Illness. It happened in London, in the summer of 1998. I was spending a month there with my family, planning to stay for two additional months on my own to do research concerning my current project: the concept of narrative in various disciplines (historiography, psychoanalysis, legal studies). When I came out of the hairdresser's one day, everything seemed alarmingly blurred, objects looked doubled, angles askew, people cut in the middle. Within a short while, I realized that I could no longer read, since lines suddenly collapsed into each other. My eyelids would droop without any warning, and I lost a sense of distance, so that an approaching bus could [End Page 9] be quite near without my noticing. Tentative diagnosis: ocular myasthenia, an autoimmune neurological disease. Immediate result: I returned to Israel with my family after the first month, without doing any of the planned research.
Not the best illness for an academic, this interference with reading and writing (though I would be hard put to say which illness is best). 2 "A death blow" was my first reaction, followed by an "identity crisis." In retrospect, it seems to me that the sense of a rupture was caused by three main aspects of the condition: reading and writing, a professional necessity as well as an existential passion, have become virtually impossible.
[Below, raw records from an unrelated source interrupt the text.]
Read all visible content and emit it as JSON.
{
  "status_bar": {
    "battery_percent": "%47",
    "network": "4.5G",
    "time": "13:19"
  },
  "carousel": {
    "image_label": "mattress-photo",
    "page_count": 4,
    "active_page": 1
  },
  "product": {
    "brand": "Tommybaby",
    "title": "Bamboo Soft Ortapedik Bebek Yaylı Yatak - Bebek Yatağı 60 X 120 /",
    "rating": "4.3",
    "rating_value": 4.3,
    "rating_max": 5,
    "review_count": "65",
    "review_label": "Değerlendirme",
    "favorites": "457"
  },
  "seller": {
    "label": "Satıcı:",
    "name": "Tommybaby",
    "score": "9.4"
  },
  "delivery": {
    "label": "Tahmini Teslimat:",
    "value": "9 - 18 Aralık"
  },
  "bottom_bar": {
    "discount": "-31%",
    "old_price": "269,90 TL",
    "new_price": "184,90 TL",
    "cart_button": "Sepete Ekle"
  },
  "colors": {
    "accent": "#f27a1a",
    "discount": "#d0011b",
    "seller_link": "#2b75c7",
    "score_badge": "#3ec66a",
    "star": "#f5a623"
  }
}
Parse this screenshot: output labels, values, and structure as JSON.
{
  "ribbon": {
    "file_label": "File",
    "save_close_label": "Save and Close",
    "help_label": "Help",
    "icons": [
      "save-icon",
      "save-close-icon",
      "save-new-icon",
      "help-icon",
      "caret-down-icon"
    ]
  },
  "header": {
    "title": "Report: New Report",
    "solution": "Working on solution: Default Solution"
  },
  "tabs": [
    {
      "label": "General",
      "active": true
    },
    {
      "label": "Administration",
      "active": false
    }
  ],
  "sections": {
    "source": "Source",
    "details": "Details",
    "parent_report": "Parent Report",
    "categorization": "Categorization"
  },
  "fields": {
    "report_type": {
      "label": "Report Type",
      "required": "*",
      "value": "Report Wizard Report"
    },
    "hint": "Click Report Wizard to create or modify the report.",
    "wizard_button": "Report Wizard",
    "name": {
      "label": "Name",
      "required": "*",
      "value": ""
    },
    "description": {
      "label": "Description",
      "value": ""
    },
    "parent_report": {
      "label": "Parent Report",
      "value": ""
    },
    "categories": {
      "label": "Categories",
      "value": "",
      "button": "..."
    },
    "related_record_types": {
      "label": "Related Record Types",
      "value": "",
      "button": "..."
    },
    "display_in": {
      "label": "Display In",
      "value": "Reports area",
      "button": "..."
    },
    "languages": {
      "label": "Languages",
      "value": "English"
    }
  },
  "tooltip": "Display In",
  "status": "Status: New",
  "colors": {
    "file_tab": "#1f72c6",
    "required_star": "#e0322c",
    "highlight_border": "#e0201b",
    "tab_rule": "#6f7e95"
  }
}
The need to control, both an asset and a problem in my professional and personal life, 3 has itself been controlled by the unpredictability of individual attacks as well as the course of the whole disease. Intensity, associated in my mind with experiencing things fully, fighting circumstances rather than succumbing to them, and an uncompromising "all or nothing" temperament, had to give way to an acceptance of life "on a small fire." The present text is an indirect working-through of my experience of discontinuity--indirect, because it is not a personal confession, but an exploration of the experience through a reading of other subjects' stories about their illnesses. Without denying embarrassment as a possible motive for indirection, it (also) seems to me that this approach is particularly suitable for illness narratives, because what is problematized in the textual corpus I examine is precisely the "auto" component of "autobiography." 4
The Scope of the Study
This study explores the interplay in illness narratives between continuity, its disruption, and the various ways of coping with the latter. What happens when the present is so different from the past that subjects experience themselves as "others"? And how does uncertainty about the future, or its blocking, affect the "identity" of ill subjects? How do ill subjects cope with the disruption of continuity? And how do they reconstruct their stories (to the extent that they do) as a result of the rupture? Is continuity replaced by a bipartite story, a "before" and "after," with an unbridgeable gap between them? Does the breaking of continuity sometimes lead to a more radical fragmentation, and if so--is the term "narrative" still applicable? Or, conversely, is narrative a way of creating...